* _Exercise instructions_: Take the entries below and return them unchanged.

Data entries:
+++++

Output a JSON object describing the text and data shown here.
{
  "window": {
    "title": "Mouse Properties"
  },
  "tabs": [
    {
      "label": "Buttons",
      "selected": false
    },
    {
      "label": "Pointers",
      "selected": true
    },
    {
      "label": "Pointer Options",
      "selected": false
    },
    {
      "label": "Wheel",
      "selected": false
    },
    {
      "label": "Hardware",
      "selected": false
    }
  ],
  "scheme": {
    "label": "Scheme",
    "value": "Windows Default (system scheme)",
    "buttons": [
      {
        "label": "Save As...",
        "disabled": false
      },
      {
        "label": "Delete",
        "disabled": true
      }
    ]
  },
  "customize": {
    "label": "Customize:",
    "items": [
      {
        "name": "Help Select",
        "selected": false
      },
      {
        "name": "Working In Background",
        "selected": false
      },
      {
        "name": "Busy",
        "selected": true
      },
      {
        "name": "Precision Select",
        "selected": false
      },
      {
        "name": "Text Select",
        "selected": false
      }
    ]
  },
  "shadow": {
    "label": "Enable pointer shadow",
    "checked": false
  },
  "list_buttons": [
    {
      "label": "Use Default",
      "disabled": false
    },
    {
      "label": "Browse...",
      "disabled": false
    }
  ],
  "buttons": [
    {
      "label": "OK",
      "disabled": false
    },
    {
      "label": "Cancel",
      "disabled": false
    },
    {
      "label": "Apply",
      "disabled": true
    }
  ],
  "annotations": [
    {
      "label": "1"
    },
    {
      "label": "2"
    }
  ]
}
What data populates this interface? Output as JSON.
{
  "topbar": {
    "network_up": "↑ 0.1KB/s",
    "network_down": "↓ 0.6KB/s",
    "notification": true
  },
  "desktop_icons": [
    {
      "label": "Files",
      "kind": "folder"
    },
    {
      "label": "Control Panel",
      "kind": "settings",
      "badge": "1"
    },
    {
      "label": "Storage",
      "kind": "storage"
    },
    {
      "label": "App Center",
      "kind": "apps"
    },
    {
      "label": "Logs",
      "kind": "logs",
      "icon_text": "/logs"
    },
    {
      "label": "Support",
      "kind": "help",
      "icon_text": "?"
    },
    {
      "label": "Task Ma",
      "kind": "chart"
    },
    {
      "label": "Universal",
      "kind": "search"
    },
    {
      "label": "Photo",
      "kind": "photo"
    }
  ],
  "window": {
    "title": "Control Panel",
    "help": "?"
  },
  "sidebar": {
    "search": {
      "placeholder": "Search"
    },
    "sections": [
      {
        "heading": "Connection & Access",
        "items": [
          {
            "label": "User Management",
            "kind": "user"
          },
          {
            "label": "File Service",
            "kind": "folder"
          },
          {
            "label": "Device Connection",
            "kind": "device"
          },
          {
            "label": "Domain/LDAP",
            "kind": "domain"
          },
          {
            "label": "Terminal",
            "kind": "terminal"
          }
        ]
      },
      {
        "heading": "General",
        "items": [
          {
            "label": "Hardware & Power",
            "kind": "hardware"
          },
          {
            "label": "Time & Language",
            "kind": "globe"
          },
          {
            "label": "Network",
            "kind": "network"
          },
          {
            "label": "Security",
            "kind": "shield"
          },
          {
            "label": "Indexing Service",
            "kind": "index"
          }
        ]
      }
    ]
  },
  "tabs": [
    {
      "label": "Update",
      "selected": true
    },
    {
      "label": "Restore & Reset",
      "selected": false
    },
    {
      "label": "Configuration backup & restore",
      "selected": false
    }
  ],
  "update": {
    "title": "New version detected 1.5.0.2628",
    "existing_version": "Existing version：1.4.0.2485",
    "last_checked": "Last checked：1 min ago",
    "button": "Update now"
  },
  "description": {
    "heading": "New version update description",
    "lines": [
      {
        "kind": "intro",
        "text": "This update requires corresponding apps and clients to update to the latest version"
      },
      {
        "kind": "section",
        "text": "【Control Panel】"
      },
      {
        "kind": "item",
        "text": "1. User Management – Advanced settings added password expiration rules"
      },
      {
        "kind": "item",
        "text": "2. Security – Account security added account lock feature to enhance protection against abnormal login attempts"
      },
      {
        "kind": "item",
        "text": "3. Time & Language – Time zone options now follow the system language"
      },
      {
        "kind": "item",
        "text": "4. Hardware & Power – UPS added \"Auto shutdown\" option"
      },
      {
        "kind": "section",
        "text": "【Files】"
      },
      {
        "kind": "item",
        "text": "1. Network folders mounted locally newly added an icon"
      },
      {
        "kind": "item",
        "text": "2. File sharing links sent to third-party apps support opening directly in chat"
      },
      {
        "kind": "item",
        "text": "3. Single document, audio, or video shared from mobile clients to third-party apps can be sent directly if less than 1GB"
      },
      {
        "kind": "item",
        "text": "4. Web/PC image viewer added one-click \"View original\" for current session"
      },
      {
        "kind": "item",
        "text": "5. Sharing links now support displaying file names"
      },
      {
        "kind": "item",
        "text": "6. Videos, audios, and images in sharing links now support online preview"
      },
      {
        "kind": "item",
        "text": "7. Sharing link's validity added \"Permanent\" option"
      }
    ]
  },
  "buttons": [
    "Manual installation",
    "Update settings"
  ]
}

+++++

* _Answer section_:
Output a JSON object describing the text and data shown here.
{
  "window": {
    "title": "Mouse Properties"
  },
  "tabs": [
    {
      "label": "Buttons",
      "selected": false
    },
    {
      "label": "Pointers",
      "selected": true
    },
    {
      "label": "Pointer Options",
      "selected": false
    },
    {
      "label": "Wheel",
      "selected": false
    },
    {
      "label": "Hardware",
      "selected": false
    }
  ],
  "scheme": {
    "label": "Scheme",
    "value": "Windows Default (system scheme)",
    "buttons": [
      {
        "label": "Save As...",
        "disabled": false
      },
      {
        "label": "Delete",
        "disabled": true
      }
    ]
  },
  "customize": {
    "label": "Customize:",
    "items": [
      {
        "name": "Help Select",
        "selected": false
      },
      {
        "name": "Working In Background",
        "selected": false
      },
      {
        "name": "Busy",
        "selected": true
      },
      {
        "name": "Precision Select",
        "selected": false
      },
      {
        "name": "Text Select",
        "selected": false
      }
    ]
  },
  "shadow": {
    "label": "Enable pointer shadow",
    "checked": false
  },
  "list_buttons": [
    {
      "label": "Use Default",
      "disabled": false
    },
    {
      "label": "Browse...",
      "disabled": false
    }
  ],
  "buttons": [
    {
      "label": "OK",
      "disabled": false
    },
    {
      "label": "Cancel",
      "disabled": false
    },
    {
      "label": "Apply",
      "disabled": true
    }
  ],
  "annotations": [
    {
      "label": "1"
    },
    {
      "label": "2"
    }
  ]
}
What data populates this interface? Output as JSON.
{
  "topbar": {
    "network_up": "↑ 0.1KB/s",
    "network_down": "↓ 0.6KB/s",
    "notification": true
  },
  "desktop_icons": [
    {
      "label": "Files",
      "kind": "folder"
    },
    {
      "label": "Control Panel",
      "kind": "settings",
      "badge": "1"
    },
    {
      "label": "Storage",
      "kind": "storage"
    },
    {
      "label": "App Center",
      "kind": "apps"
    },
    {
      "label": "Logs",
      "kind": "logs",
      "icon_text": "/logs"
    },
    {
      "label": "Support",
      "kind": "help",
      "icon_text": "?"
    },
    {
      "label": "Task Ma",
      "kind": "chart"
    },
    {
      "label": "Universal",
      "kind": "search"
    },
    {
      "label": "Photo",
      "kind": "photo"
    }
  ],
  "window": {
    "title": "Control Panel",
    "help": "?"
  },
  "sidebar": {
    "search": {
      "placeholder": "Search"
    },
    "sections": [
      {
        "heading": "Connection & Access",
        "items": [
          {
            "label": "User Management",
            "kind": "user"
          },
          {
            "label": "File Service",
            "kind": "folder"
          },
          {
            "label": "Device Connection",
            "kind": "device"
          },
          {
            "label": "Domain/LDAP",
            "kind": "domain"
          },
          {
            "label": "Terminal",
            "kind": "terminal"
          }
        ]
      },
      {
        "heading": "General",
        "items": [
          {
            "label": "Hardware & Power",
            "kind": "hardware"
          },
          {
            "label": "Time & Language",
            "kind": "globe"
          },
          {
            "label": "Network",
            "kind": "network"
          },
          {
            "label": "Security",
            "kind": "shield"
          },
          {
            "label": "Indexing Service",
            "kind": "index"
          }
        ]
      }
    ]
  },
  "tabs": [
    {
      "label": "Update",
      "selected": true
    },
    {
      "label": "Restore & Reset",
      "selected": false
    },
    {
      "label": "Configuration backup & restore",
      "selected": false
    }
  ],
  "update": {
    "title": "New version detected 1.5.0.2628",
    "existing_version": "Existing version：1.4.0.2485",
    "last_checked": "Last checked：1 min ago",
    "button": "Update now"
  },
  "description": {
    "heading": "New version update description",
    "lines": [
      {
        "kind": "intro",
        "text": "This update requires corresponding apps and clients to update to the latest version"
      },
      {
        "kind": "section",
        "text": "【Control Panel】"
      },
      {
        "kind": "item",
        "text": "1. User Management – Advanced settings added password expiration rules"
      },
      {
        "kind": "item",
        "text": "2. Security – Account security added account lock feature to enhance protection against abnormal login attempts"
      },
      {
        "kind": "item",
        "text": "3. Time & Language – Time zone options now follow the system language"
      },
      {
        "kind": "item",
        "text": "4. Hardware & Power – UPS added \"Auto shutdown\" option"
      },
      {
        "kind": "section",
        "text": "【Files】"
      },
      {
        "kind": "item",
        "text": "1. Network folders mounted locally newly added an icon"
      },
      {
        "kind": "item",
        "text": "2. File sharing links sent to third-party apps support opening directly in chat"
      },
      {
        "kind": "item",
        "text": "3. Single document, audio, or video shared from mobile clients to third-party apps can be sent directly if less than 1GB"
      },
      {
        "kind": "item",
        "text": "4. Web/PC image viewer added one-click \"View original\" for current session"
      },
      {
        "kind": "item",
        "text": "5. Sharing links now support displaying file names"
      },
      {
        "kind": "item",
        "text": "6. Videos, audios, and images in sharing links now support online preview"
      },
      {
        "kind": "item",
        "text": "7. Sharing link's validity added \"Permanent\" option"
      }
    ]
  },
  "buttons": [
    "Manual installation",
    "Update settings"
  ]
}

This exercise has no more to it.